## Study material

* * * * * * * * *

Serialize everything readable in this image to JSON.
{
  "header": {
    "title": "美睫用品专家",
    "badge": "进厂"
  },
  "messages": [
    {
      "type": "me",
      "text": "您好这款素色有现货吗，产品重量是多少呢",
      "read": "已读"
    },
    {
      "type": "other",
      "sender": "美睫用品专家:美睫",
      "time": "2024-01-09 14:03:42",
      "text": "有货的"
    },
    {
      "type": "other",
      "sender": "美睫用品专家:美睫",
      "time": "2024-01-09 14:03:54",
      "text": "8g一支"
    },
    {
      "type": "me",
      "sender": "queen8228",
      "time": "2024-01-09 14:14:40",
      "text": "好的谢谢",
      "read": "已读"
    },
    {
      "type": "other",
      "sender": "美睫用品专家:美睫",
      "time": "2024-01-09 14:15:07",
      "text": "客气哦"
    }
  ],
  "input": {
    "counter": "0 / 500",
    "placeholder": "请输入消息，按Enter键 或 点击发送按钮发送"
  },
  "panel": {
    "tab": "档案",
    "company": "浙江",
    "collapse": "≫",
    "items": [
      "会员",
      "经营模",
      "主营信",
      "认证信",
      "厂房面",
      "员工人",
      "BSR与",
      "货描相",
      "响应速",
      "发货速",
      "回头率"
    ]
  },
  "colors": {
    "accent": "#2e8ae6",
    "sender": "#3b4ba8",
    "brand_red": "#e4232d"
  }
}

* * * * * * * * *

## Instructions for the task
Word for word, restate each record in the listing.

## Response area
Serialize everything readable in this image to JSON.
{
  "header": {
    "title": "美睫用品专家",
    "badge": "进厂"
  },
  "messages": [
    {
      "type": "me",
      "text": "您好这款素色有现货吗，产品重量是多少呢",
      "read": "已读"
    },
    {
      "type": "other",
      "sender": "美睫用品专家:美睫",
      "time": "2024-01-09 14:03:42",
      "text": "有货的"
    },
    {
      "type": "other",
      "sender": "美睫用品专家:美睫",
      "time": "2024-01-09 14:03:54",
      "text": "8g一支"
    },
    {
      "type": "me",
      "sender": "queen8228",
      "time": "2024-01-09 14:14:40",
      "text": "好的谢谢",
      "read": "已读"
    },
    {
      "type": "other",
      "sender": "美睫用品专家:美睫",
      "time": "2024-01-09 14:15:07",
      "text": "客气哦"
    }
  ],
  "input": {
    "counter": "0 / 500",
    "placeholder": "请输入消息，按Enter键 或 点击发送按钮发送"
  },
  "panel": {
    "tab": "档案",
    "company": "浙江",
    "collapse": "≫",
    "items": [
      "会员",
      "经营模",
      "主营信",
      "认证信",
      "厂房面",
      "员工人",
      "BSR与",
      "货描相",
      "响应速",
      "发货速",
      "回头率"
    ]
  },
  "colors": {
    "accent": "#2e8ae6",
    "sender": "#3b4ba8",
    "brand_red": "#e4232d"
  }
}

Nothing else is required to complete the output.